logistics of being around the disaster site.
Know thy business
An effective start to making your business more available
is to understand the various activities that connect a customer requirement
to its fulfillment. The goal of this exercise is to identify activities that
are critical to the running of the business.
Once critical activities are identified, the inputs, outputs
and various dependencies must be understood. As an example, in a manufacturing
enterprise, the goods production plant is critical for the viability of the
business. A key dependency of the manufacturing process could be the ERR system
that runs all the machinery in the plant.
The critical activity could be an IT application, for example,
ATOM banking and information in a banking enterprise.
Critical to business
When is an activity critical to the business? When the loss
of or inability to provide for the activity damages the business. The loss or
damage can be a financial impact or a qualitative measure like loss of reputation
and customer trust. It is very useful to understand the implication of loss
and quantify it.
As an example, banking industry figures suggest that thirty
minutes of downtime can translate to a loss of up to Rsv 2 crone. Based on the
impact of downtime, the management can determine recovery objectives. A key
recovery measure is Recover Time Objective (RTF), the amount of time the business
has before it must be available.
Having identified activities that are critical to a business,
the next step is to explore the vulnerability of the business to various kinds
Understand your business vulnerabilities
Tsunami and earthquakes make headlines and draw attention,
but experience tells us that unplanned events and acts of God account
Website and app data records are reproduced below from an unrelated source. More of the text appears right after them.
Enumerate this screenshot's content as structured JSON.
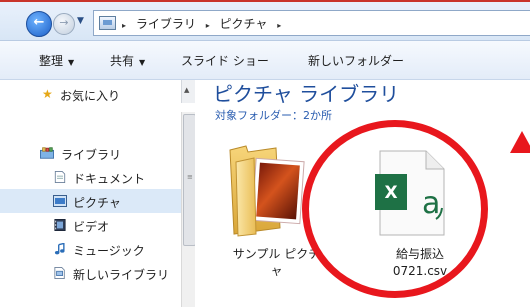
{
  "address_bar": {
    "crumbs": [
      "ライブラリ",
      "ピクチャ"
    ],
    "separator": "▸"
  },
  "toolbar": {
    "organize": "整理",
    "share": "共有",
    "slideshow": "スライド ショー",
    "new_folder": "新しいフォルダー",
    "dropdown_caret": "▼"
  },
  "nav_pane_top": {
    "favorites": "お気に入り"
  },
  "library_header": {
    "title": "ピクチャ ライブラリ",
    "arrange_partial": "対象フォルダー：2か所"
  },
  "sidebar": {
    "items": [
      {
        "label": "ライブラリ",
        "icon": "library-icon",
        "selected": false
      },
      {
        "label": "ドキュメント",
        "icon": "documents-icon",
        "selected": false
      },
      {
        "label": "ピクチャ",
        "icon": "pictures-icon",
        "selected": true
      },
      {
        "label": "ビデオ",
        "icon": "video-icon",
        "selected": false
      },
      {
        "label": "ミュージック",
        "icon": "music-icon",
        "selected": false
      },
      {
        "label": "新しいライブラリ",
        "icon": "new-library-icon",
        "selected": false
      }
    ]
  },
  "files": [
    {
      "line1": "サンプル ピクチ",
      "line2": "ャ",
      "icon": "folder-icon"
    },
    {
      "line1": "給与振込",
      "line2": "0721.csv",
      "icon": "excel-csv-icon"
    }
  ],
  "colors": {
    "highlight": "#e8171d",
    "heading": "#1f4e9c",
    "excel_green": "#1e7145",
    "selection": "#dbe9f8"
  }
}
for less then five percent of business downtime. Everyday events like software
and hardware errors, patch upgrades, configuration changes, network outages
and power failure cause over 80 percent of business outages.
A time-tested way to understand your business vulnerabilities
is to list all possible events that may occur. These include acts of God,
civil amenity failures, and people- and technology-related events.
For example, a list of events to consider are:
- Fire, flooding, building not accessible
- Power outage, A/C breakdown, water sprinklers going
- Telephone line down, computer hardware malfunction,
Against each event in the list, we assign probabilities of
occurrence and the potential impact of the event on the business. The management
then makes a decision on the kind of events that the business is going to protect
against and have a continuity plan for.
By identifying critical business functions and events to
protect against, the business continuity plan can address how the critical functions
can be made available when events occur.
IT DR plan
IT solutions are an integral part of an enterprise and are
often critical to the running of a business. Continuity of IT applications is
complex and has several components that must work together. A common mistake
is to have data replication in place and assume it is a DR plan for the application.
This is far from true.
Replication is one ingredient of a successful IT DR plan.
The ability to recover data, ensure application-level data consistency, failover
the application and redirect clients of the application is essential for successful
IT DR. A very critical part of a successful IT plan is regular testing of the
failover capabilities of the solution. Regular test drills ensure that the DR
solution will work for you when you need it.
Business continuity is a process and not a technology solution.
It is not a one-time effort. A plan that will work for you is one that involves
the right people, has processes in place and has IT and infrastructure support
to keep the business going.
An effective first step is to invest in a plan that gives
you the information you need to make decisions. Also, rather than plan for the
whole enterprise in a single exercise, it is effective if each department has
its own plan. This can then be tied together from an enterprise point of view.
Investment in a secondary site need not be just an insurance
policy. Many enterprises have been successful in offloading several offline
activities to a secondary data centre. Data warehousing is a good example of
an activity that can be done at the secondary site.
In summary, business continuity is no longer an option, but
a necessity. A successful plan has people, process and infrastructure to keep
critical functions of the business available.
The author is Co-founder and Chief Technology Officer of
Sanovi Technologies Corporation